What does it say about the rest of India when Congress
vice-president Rahul Gandhi's pet project is reeling under corruption? Fake
bills, inflated estimates, non-transparent contracts and sub-standard works
have turned the Rs.7,466-crore Bundelkhand economic package into the latest
Spread over 13 districts in Uttar Pradesh and Madhya
Pradesh, Bundelkhand has been facing severe drought for over a decade. Of
the Rs.7,466 crore, Rs.3,606 crore was meant for seven districts in Uttar
Pradesh, and the remaining Rs.3,860 crore for six districts in Madhya
A major portion of this package was earmarked for
harvesting rainwater and for irrigation schemes. Since the region's
agriculture is mostly rain-fed, the thrust was on conserving water. The rest
of the amount was
for various activities, including animal husbandry and forestry; around 20
per cent of the region is under forest cover.
Shrikant Dixit of Bharat Jan Vikas, an NGO, alleges that
in North Panna forest division alone Rs.6 crore was swindled by forest
department officials who claim to have dug more than 90 tanks and
percolation ponds. They presented 8,500 fake wage vouchers in the names of
dead people. For instance, Gouribai of Sunhara village died in 2008, yet she
is listed as a labourer, and there are records of wages paid.
The officials also presented fake bills for hiring
tractors and earthmovers. An example is Ramesh Awasthi, who presented five
fake registration numbers of earthmovers with bills for the work done by
them. Of these numbers, MP 16 MB 2905 is actually that of a Scooty Pep owned
by Keerti Raikwar of Chhatarpur, and used by her daughter Neetu Kashyap, who
is a transgender movie actor. In Awasthi's bill, the scooter transgendered

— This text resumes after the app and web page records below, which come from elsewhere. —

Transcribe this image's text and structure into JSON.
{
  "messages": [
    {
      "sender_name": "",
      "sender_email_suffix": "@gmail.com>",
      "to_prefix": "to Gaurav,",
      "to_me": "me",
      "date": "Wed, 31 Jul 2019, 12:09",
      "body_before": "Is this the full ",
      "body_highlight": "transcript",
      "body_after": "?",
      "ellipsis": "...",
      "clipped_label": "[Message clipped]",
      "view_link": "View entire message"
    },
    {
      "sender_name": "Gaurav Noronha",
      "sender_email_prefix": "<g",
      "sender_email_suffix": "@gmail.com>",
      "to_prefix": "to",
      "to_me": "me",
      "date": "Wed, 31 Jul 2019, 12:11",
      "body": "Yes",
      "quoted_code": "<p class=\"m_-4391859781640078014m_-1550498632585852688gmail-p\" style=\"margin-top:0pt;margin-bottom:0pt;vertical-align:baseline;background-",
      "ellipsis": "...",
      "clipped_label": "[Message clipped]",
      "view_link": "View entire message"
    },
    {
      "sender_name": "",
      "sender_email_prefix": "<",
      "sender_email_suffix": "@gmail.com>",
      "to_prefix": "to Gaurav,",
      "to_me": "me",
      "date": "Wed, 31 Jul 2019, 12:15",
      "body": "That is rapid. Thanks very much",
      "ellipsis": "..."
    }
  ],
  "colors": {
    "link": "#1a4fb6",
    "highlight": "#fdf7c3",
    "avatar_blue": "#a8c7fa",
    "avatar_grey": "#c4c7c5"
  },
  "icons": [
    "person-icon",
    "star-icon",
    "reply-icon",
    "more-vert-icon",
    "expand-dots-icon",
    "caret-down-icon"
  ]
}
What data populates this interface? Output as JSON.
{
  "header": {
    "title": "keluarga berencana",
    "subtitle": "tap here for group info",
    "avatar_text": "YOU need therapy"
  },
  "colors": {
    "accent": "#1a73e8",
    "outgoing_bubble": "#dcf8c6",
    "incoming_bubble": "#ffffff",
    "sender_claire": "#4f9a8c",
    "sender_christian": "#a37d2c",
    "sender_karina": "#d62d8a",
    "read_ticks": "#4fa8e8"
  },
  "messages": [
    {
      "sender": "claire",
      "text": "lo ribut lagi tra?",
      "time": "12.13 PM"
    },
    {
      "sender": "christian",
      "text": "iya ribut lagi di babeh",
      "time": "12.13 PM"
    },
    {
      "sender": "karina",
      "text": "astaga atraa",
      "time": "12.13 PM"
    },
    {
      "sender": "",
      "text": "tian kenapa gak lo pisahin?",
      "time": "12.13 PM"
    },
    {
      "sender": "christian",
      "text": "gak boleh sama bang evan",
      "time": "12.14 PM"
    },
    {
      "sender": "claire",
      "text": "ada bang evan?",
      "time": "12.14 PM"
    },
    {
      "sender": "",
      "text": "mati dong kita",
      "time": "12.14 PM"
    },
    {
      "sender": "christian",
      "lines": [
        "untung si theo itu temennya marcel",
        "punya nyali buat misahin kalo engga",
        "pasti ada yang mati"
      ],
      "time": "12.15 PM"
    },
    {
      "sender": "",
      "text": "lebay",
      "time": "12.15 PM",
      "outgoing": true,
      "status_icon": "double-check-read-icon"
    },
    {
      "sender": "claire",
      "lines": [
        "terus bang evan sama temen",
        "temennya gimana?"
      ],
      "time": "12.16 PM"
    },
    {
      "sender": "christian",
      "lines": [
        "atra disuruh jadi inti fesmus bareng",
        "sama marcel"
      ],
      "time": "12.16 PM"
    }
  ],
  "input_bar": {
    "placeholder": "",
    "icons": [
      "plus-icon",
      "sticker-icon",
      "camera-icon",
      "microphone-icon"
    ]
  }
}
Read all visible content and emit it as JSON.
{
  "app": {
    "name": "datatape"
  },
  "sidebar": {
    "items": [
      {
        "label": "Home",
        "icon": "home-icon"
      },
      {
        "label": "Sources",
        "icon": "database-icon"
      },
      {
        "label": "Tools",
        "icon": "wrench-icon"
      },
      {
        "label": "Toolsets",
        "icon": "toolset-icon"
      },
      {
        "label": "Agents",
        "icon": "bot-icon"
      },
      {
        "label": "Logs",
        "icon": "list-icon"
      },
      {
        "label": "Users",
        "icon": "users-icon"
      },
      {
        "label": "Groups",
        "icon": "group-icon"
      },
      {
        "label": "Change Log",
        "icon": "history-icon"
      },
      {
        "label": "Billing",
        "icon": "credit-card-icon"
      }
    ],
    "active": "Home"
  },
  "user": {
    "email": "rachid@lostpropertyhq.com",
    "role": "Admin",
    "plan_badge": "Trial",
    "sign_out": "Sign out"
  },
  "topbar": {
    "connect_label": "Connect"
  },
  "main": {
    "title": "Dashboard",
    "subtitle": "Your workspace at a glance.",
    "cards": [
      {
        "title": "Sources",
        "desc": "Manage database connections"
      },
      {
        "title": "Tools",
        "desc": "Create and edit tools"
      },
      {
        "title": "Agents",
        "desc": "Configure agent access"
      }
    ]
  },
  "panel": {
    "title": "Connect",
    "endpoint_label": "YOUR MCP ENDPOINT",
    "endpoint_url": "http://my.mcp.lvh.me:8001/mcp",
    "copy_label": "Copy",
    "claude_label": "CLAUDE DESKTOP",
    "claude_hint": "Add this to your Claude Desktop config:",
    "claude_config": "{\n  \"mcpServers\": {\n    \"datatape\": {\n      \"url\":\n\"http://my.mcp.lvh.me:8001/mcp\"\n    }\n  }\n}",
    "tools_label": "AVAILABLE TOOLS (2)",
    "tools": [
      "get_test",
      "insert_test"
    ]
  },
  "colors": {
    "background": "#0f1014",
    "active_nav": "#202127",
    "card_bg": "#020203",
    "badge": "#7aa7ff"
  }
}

into a tractor owned by him and was used for digging a percolation tank in
beat number P-399. The bill was for Rs.44 lakh.
The second vehicle, MP 16 MB 7892, is Awasthi's own Bajaj
motorcycle. In the bill it was shown as a tractor owned by Vikram Gond, a
tribal, to whom Rs.72,505 was paid for work done in beat number P-408.
Vikram does not own any vehicle. The third earthmover, MP 16 B 2904, is a
Scooty owned by Yogendra Singh. The remaining two numbers are of motorcycles
registered to an Ashwini Awasthi.
In some instances, the names of vehicle owners appear as
labourers also. For digging percolation pits No. 7 and No. 8, in beat number
P-445, an earthmover owned by Sahdev Tiwari was used, and a bill for Rs.5
lakh was submitted. During the same period, Sahdev is shown as a labourer at
beat number P-427 and P-444. As per records, he was paid Rs.2,898 for 21
days @ Rs.138 a day. Rakesh Gupta of Chandranagar is mentioned as owner of
an earthmover, and was paid Rs.1,01,771 for work done from
October 10-16, 2010. In other places, Gupta is shown as a labourer.
There are outright cases of siphoning, too. Ramlal Gond,
a farmer, was shown as a skilled labourer to whom Rs.54,030 was paid. The
voucher shows his thumb impression. In a sworn affidavit Ramlal said, “For
the last four-five years I have not worked anywhere. And, I am a literate
man. Why should I put my thumb impression? Bills in my name are fake.”
Under the Bundelkhand package, in Madhya Pradesh alone,
Rs.1,118 crore is being spent on making reservoirs. Activists like Akhilesh
Upadhyaya of Bundelkhand Mitra, an NGO, allege that government officials
inflated estimates to ensure that contractors can quote higher amounts and
slip under the radar of vigilance officials.
Not to mention that the work done is substandard.
According to Upadhyaya, in Panna and Damoh districts nearly a dozen dams
broke in the first rains, and had to be repaired. In Umehee village, the
Rs.25-lakh check dam was supposed to be built with 12mm iron rods, but only
8mm rods were used.
An inspection report of the National Rainfed Area
Authority (NRAA) says, “Weirs and stop dams constructed by the Rural
Engineering Service of Madhya Pradesh are ill-sited, incomplete, poorly
constructed and got damaged during the first flow event of the rainy season.
The RES should not implement any more work under the Bundelkhand Package.”
The technical experts of NRAA were A.K. Sikka and K.D. Sharma, and the
report is available with THE WEEK.